From the Kenosha News on 12-30-07
Troubleshooting and fixing a down computer is a long road but possible
Last week, my column recounted “Part 1” of the story of my two down computers. This week, I’ll continue explaining how I troubleshot our ailing Windows desktop. Its problem was that it would begin to boot, get part way through the Windows opening screen, flash a “blue screen of death,” then turn itself off. First, I tried starting in Safe Mode by pressing F8 on startup. Regardless of the option I chose – Safe Mode or Last Known Good Configuration – I got the same results. If the drive were completely dead, Windows should never start at all; instead, it should give a “no operating system found” error. Therefore, at this point, I surmised that it was a very fundamental Windows problem.
There was no recovery CD for this computer since it was custom-built as ordered by my son a few years ago, so I had to use a generic Windows installation CD. These can be hard to find, but I could borrow one from where I work since we have “work at home rights” as part of the license agreement. The installation CD did stay running, so I concluded it wasn’t a RAM or motherboard issue, but it could not see the hard drive to install on – usually a sign of a dead hard drive. I rebooted and entered Setup mode by pressing Delete when prompted. Other brands of computers may use different keys to enter Setup; IBM/Lenovo computers use F1. In setup, the hard drive was not visible either. On opening the computer, the hard drive appeared to be running – making a humming noise. I then realized that it is a SATA drive (a device different than the usual IDE drive,) so the Windows installation CD probably didn’t have drivers for it, and it wouldn’t show up as an IDE device in Setup.

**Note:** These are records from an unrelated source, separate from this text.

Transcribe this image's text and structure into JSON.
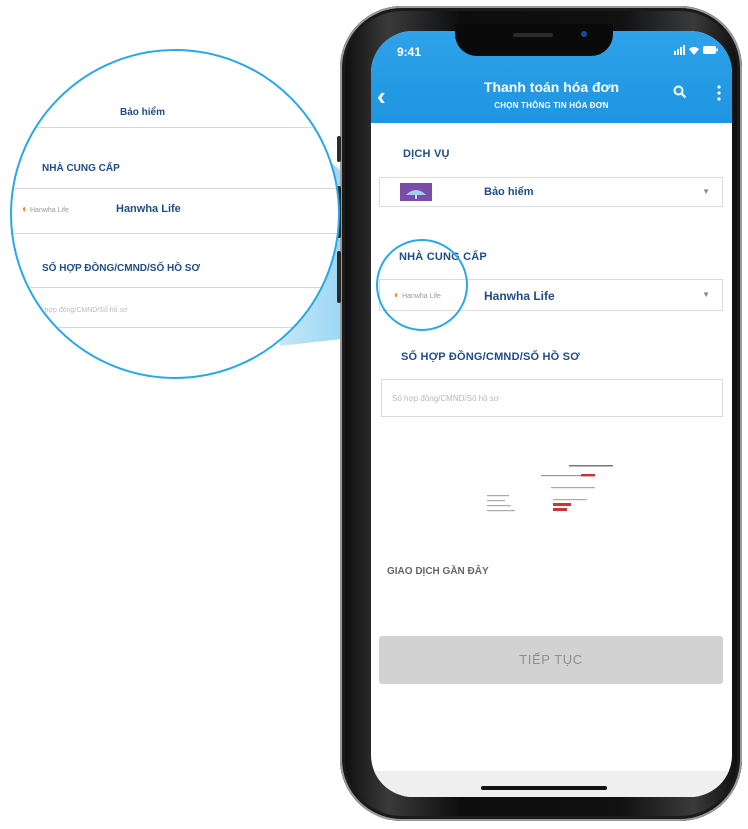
{
  "status": {
    "time": "9:41"
  },
  "appbar": {
    "title": "Thanh toán hóa đơn",
    "subtitle": "CHỌN THÔNG TIN HÓA ĐƠN"
  },
  "form": {
    "service_label": "DỊCH VỤ",
    "service_value": "Bảo hiểm",
    "provider_label": "NHÀ CUNG CẤP",
    "provider_value": "Hanwha Life",
    "provider_logo_text": "Hanwha Life",
    "contract_label": "SỐ HỢP ĐỒNG/CMND/SỐ HỒ SƠ",
    "contract_placeholder": "Số hợp đồng/CMND/Số hồ sơ",
    "contract_value": ""
  },
  "recent": {
    "label": "GIAO DỊCH GẦN ĐÂY"
  },
  "continue_button": {
    "label": "TIẾP TỤC"
  },
  "magnifier": {
    "service_value": "Bảo hiểm",
    "provider_label": "NHÀ CUNG CẤP",
    "provider_value": "Hanwha Life",
    "provider_logo_text": "Hanwha Life",
    "contract_label": "SỐ HỢP ĐỒNG/CMND/SỐ HỒ SƠ",
    "contract_placeholder": "Số hợp đồng/CMND/Số hồ sơ"
  },
  "colors": {
    "appbar": "#1f94e0",
    "label": "#1f4d86",
    "magnifier_ring": "#2aa7e6",
    "button_disabled": "#d2d2d2"
  },
  "icons": [
    "back-arrow-icon",
    "search-icon",
    "more-vertical-icon",
    "umbrella-icon",
    "hanwha-logo-icon",
    "caret-down-icon",
    "signal-icon",
    "wifi-icon",
    "battery-icon"
  ]
}
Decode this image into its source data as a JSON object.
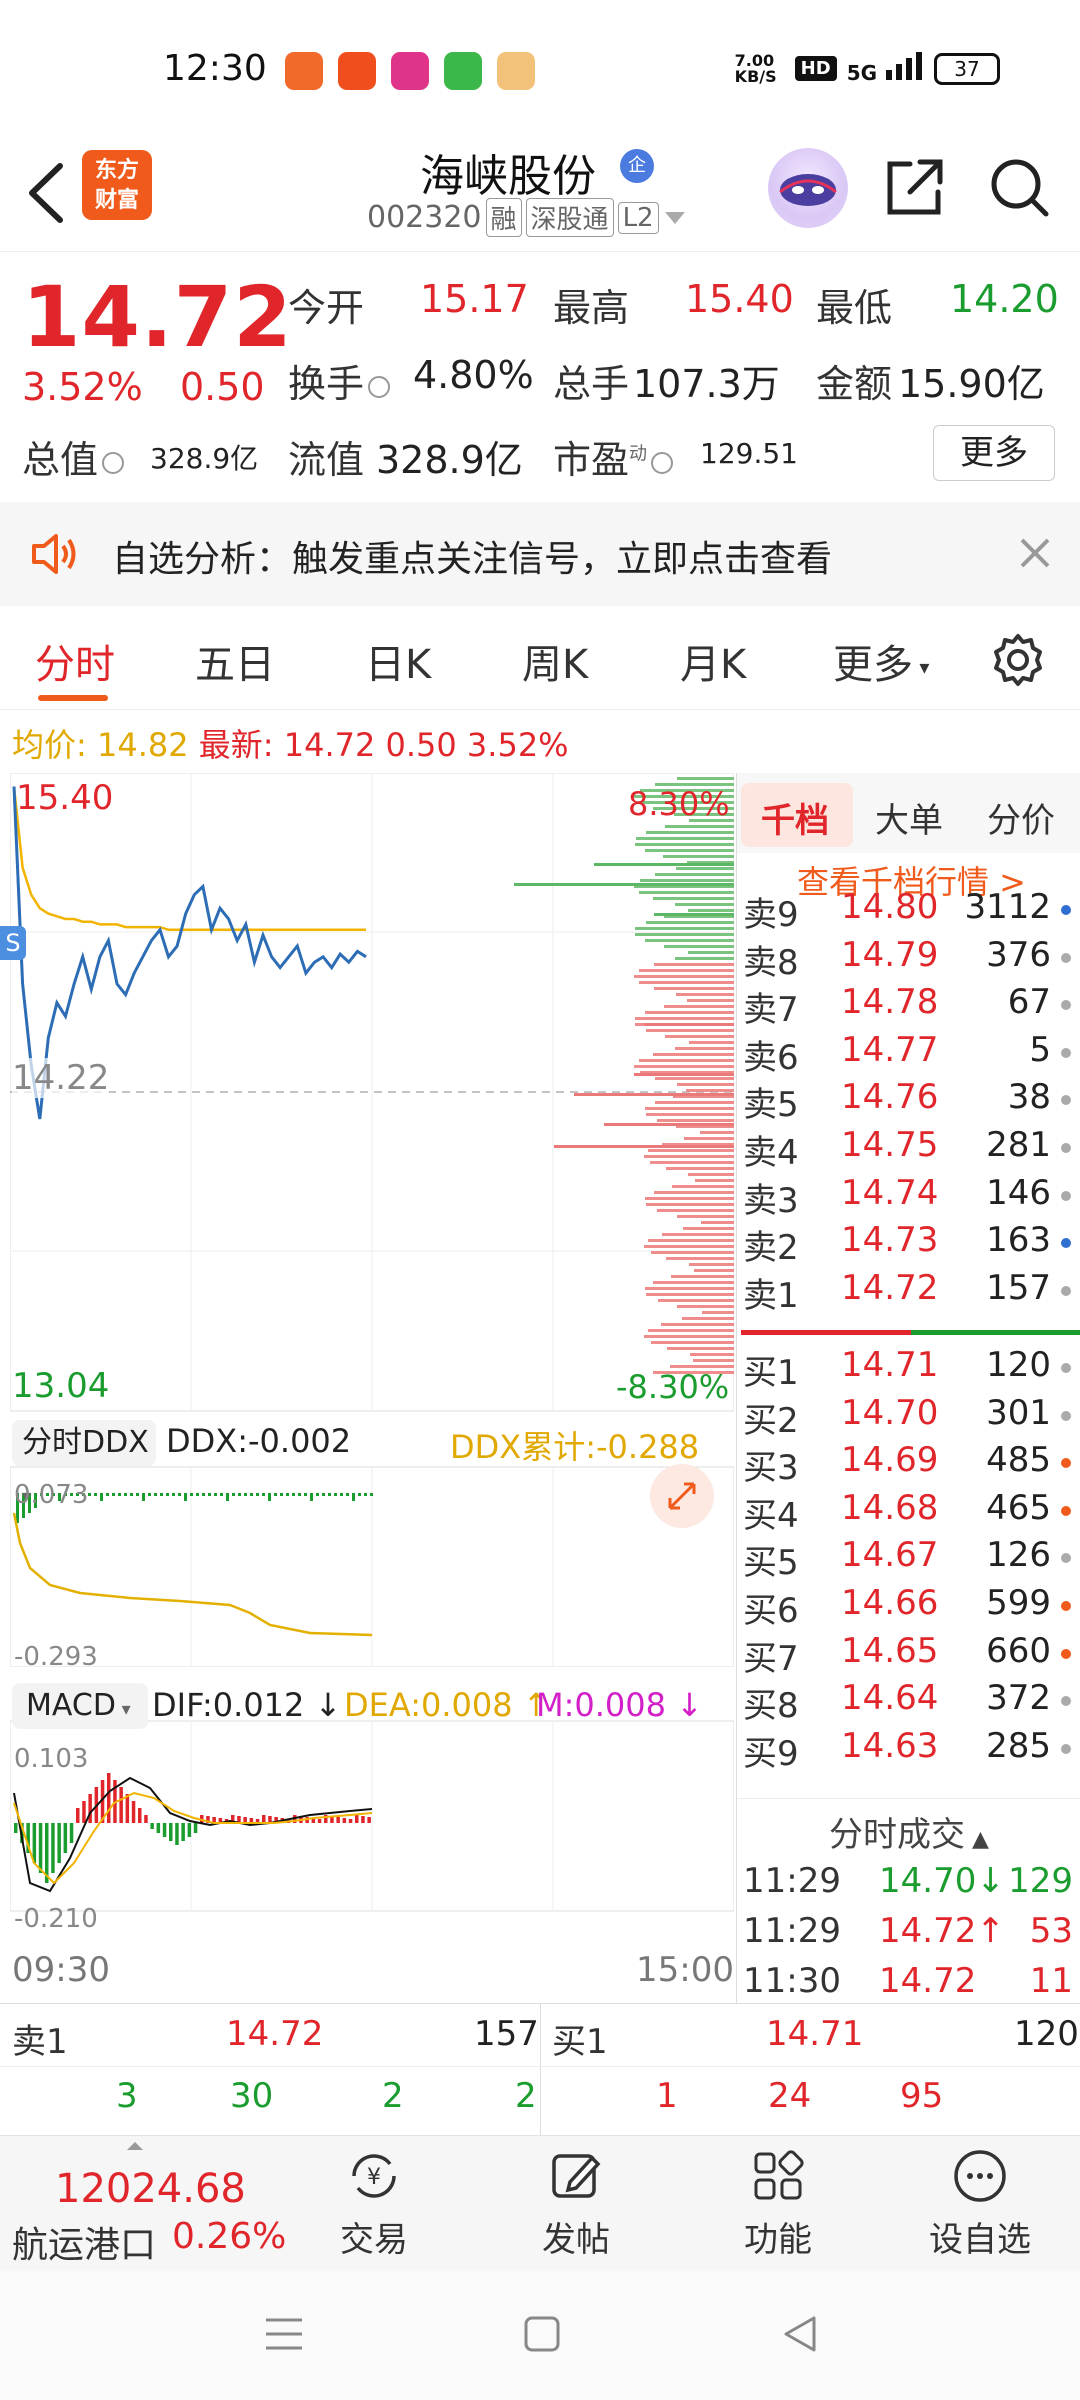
{
  "status_bar": {
    "time": "12:30",
    "net_speed": "7.00 KB/S",
    "hd": "HD",
    "network": "5G",
    "battery": "37"
  },
  "header": {
    "logo_line1": "东方",
    "logo_line2": "财富",
    "stock_name": "海峡股份",
    "badge": "企",
    "stock_code": "002320",
    "tag_margin": "融",
    "tag_connect": "深股通",
    "tag_level": "L2"
  },
  "quote": {
    "last_price": "14.72",
    "change_pct": "3.52%",
    "change_amt": "0.50",
    "open_label": "今开",
    "open_value": "15.17",
    "high_label": "最高",
    "high_value": "15.40",
    "low_label": "最低",
    "low_value": "14.20",
    "turnover_label": "换手",
    "turnover_value": "4.80%",
    "volume_label": "总手",
    "volume_value": "107.3万",
    "amount_label": "金额",
    "amount_value": "15.90亿",
    "mcap_label": "总值",
    "mcap_value": "328.9亿",
    "float_label": "流值",
    "float_value": "328.9亿",
    "pe_label": "市盈",
    "pe_sup": "动",
    "pe_value": "129.51",
    "more_label": "更多"
  },
  "alert": {
    "text": "自选分析：触发重点关注信号，立即点击查看"
  },
  "tabs": [
    "分时",
    "五日",
    "日K",
    "周K",
    "月K",
    "更多"
  ],
  "summary": {
    "avg_label": "均价:",
    "avg_value": "14.82",
    "latest_label": "最新:",
    "latest_value": "14.72",
    "chg": "0.50",
    "pct": "3.52%"
  },
  "chart_labels": {
    "y_high": "15.40",
    "y_mid": "14.22",
    "y_low": "13.04",
    "pct_high": "8.30%",
    "pct_low": "-8.30%",
    "ddx_selector": "分时DDX",
    "ddx_value": "DDX:-0.002",
    "ddx_cum": "DDX累计:-0.288",
    "ddx_max": "0.073",
    "ddx_min": "-0.293",
    "macd_selector": "MACD",
    "dif": "DIF:0.012",
    "dea": "DEA:0.008",
    "m": "M:0.008",
    "macd_max": "0.103",
    "macd_min": "-0.210",
    "time_start": "09:30",
    "time_end": "15:00",
    "s_marker": "S"
  },
  "chart_data": {
    "type": "line",
    "ylim": [
      13.04,
      15.4
    ],
    "series": [
      {
        "values": [
          15.35,
          14.62,
          14.32,
          14.12,
          14.42,
          14.55,
          14.5,
          14.62,
          14.72,
          14.6,
          14.72,
          14.78,
          14.62,
          14.58,
          14.66,
          14.72,
          14.78,
          14.82,
          14.72,
          14.76,
          14.88,
          14.95,
          14.98,
          14.82,
          14.9,
          14.86,
          14.78,
          14.84,
          14.7,
          14.8,
          14.72,
          14.68,
          14.72,
          14.76,
          14.66,
          14.7,
          14.72,
          14.68,
          14.73,
          14.7,
          14.74,
          14.72
        ]
      },
      {
        "values": [
          15.35,
          15.05,
          14.95,
          14.9,
          14.88,
          14.87,
          14.86,
          14.86,
          14.85,
          14.85,
          14.84,
          14.84,
          14.84,
          14.83,
          14.83,
          14.83,
          14.83,
          14.83,
          14.82,
          14.82,
          14.82,
          14.82,
          14.82,
          14.82,
          14.82,
          14.82,
          14.82,
          14.82,
          14.82,
          14.82,
          14.82,
          14.82,
          14.82,
          14.82,
          14.82,
          14.82,
          14.82,
          14.82,
          14.82,
          14.82,
          14.82,
          14.82
        ]
      }
    ]
  },
  "orderbook": {
    "tabs": [
      "千档",
      "大单",
      "分价"
    ],
    "link": "查看千档行情 >",
    "asks": [
      {
        "label": "卖9",
        "price": "14.80",
        "vol": "3112",
        "dot": "#2e6fd1"
      },
      {
        "label": "卖8",
        "price": "14.79",
        "vol": "376",
        "dot": "#aaaaaa"
      },
      {
        "label": "卖7",
        "price": "14.78",
        "vol": "67",
        "dot": "#aaaaaa"
      },
      {
        "label": "卖6",
        "price": "14.77",
        "vol": "5",
        "dot": "#aaaaaa"
      },
      {
        "label": "卖5",
        "price": "14.76",
        "vol": "38",
        "dot": "#aaaaaa"
      },
      {
        "label": "卖4",
        "price": "14.75",
        "vol": "281",
        "dot": "#aaaaaa"
      },
      {
        "label": "卖3",
        "price": "14.74",
        "vol": "146",
        "dot": "#aaaaaa"
      },
      {
        "label": "卖2",
        "price": "14.73",
        "vol": "163",
        "dot": "#2e6fd1"
      },
      {
        "label": "卖1",
        "price": "14.72",
        "vol": "157",
        "dot": "#aaaaaa"
      }
    ],
    "bids": [
      {
        "label": "买1",
        "price": "14.71",
        "vol": "120",
        "dot": "#aaaaaa"
      },
      {
        "label": "买2",
        "price": "14.70",
        "vol": "301",
        "dot": "#aaaaaa"
      },
      {
        "label": "买3",
        "price": "14.69",
        "vol": "485",
        "dot": "#f05a1a"
      },
      {
        "label": "买4",
        "price": "14.68",
        "vol": "465",
        "dot": "#f05a1a"
      },
      {
        "label": "买5",
        "price": "14.67",
        "vol": "126",
        "dot": "#aaaaaa"
      },
      {
        "label": "买6",
        "price": "14.66",
        "vol": "599",
        "dot": "#f05a1a"
      },
      {
        "label": "买7",
        "price": "14.65",
        "vol": "660",
        "dot": "#f05a1a"
      },
      {
        "label": "买8",
        "price": "14.64",
        "vol": "372",
        "dot": "#aaaaaa"
      },
      {
        "label": "买9",
        "price": "14.63",
        "vol": "285",
        "dot": "#aaaaaa"
      }
    ],
    "ticks_header": "分时成交",
    "ticks": [
      {
        "time": "11:29",
        "price": "14.70↓",
        "vol": "129",
        "color": "green"
      },
      {
        "time": "11:29",
        "price": "14.72↑",
        "vol": "53",
        "color": "red"
      },
      {
        "time": "11:30",
        "price": "14.72",
        "vol": "11",
        "color": "red"
      }
    ]
  },
  "strip": {
    "ask_label": "卖1",
    "ask_price": "14.72",
    "ask_vol": "157",
    "bid_label": "买1",
    "bid_price": "14.71",
    "bid_vol": "120",
    "row2": [
      "3",
      "30",
      "2",
      "2",
      "1",
      "24",
      "95"
    ]
  },
  "bottom_nav": {
    "index_value": "12024.68",
    "index_name": "航运港口",
    "index_pct": "0.26%",
    "items": [
      "交易",
      "发帖",
      "功能",
      "设自选"
    ]
  }
}
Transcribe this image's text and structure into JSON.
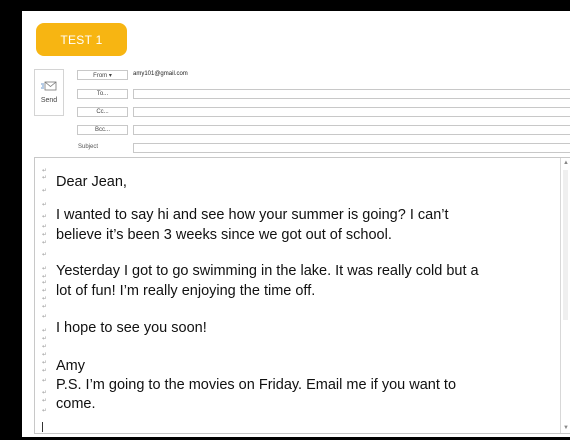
{
  "tag": {
    "label": "TEST 1"
  },
  "toolbar": {
    "send_label": "Send"
  },
  "header": {
    "from_button": "From ▾",
    "from_value": "amy101@gmail.com",
    "to_button": "To...",
    "cc_button": "Cc...",
    "bcc_button": "Bcc...",
    "subject_label": "Subject",
    "to_value": "",
    "cc_value": "",
    "bcc_value": "",
    "subject_value": ""
  },
  "body": {
    "lines": [
      "Dear Jean,",
      "I wanted to say hi and see how your summer is going? I can’t",
      "believe it’s been 3 weeks since we got out of school.",
      "Yesterday I got to go swimming in the lake. It was really cold but a",
      "lot of fun! I’m really enjoying the time off.",
      "I hope to see you soon!",
      "Amy",
      "P.S. I’m going to the movies on Friday. Email me if you want to",
      "come."
    ]
  },
  "colors": {
    "accent": "#f7b512",
    "background": "#000000"
  },
  "icons": {
    "send": "send-envelope-icon"
  }
}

I then used the Universal USB Adapter discussed in last week’s column to confirm that the hard drive was working. I was even able to recover files from it. To get the computer up and running and avoid this problem in the future, I chose to buy and install an IDE hard drive. When the Windows installation process wouldn’t complete properly, I concluded that the CMOS battery had died. (This is a quarter-sized watch-type battery on the mother board.) I got a replacement from Batteries Plus for under $4. Next week, I’ll explain why this was so important and the signs of dead batteries. Finally, Windows installed on the “new” IDE drive – taking overnight to format the drive and start the installation.
Since the Windows installer CD was a generic one, it was missing drivers for many of the computer’s essential parts, such as network card and video card. Without drivers for the network card, I couldn’t connect to the internet to download any drivers – a catch22. Fortunately, I found a driver CD that matched the computer and loaded the network drivers from there. The CD also had a driver for the original SATA hard drive. After installing those drivers, I could connect to the internet and also use the original hard drive as a secondary hard drive. I still have to reload the video drivers and most/all of the software!
By Carol Sabbar from the Kenosha News on 12-30-07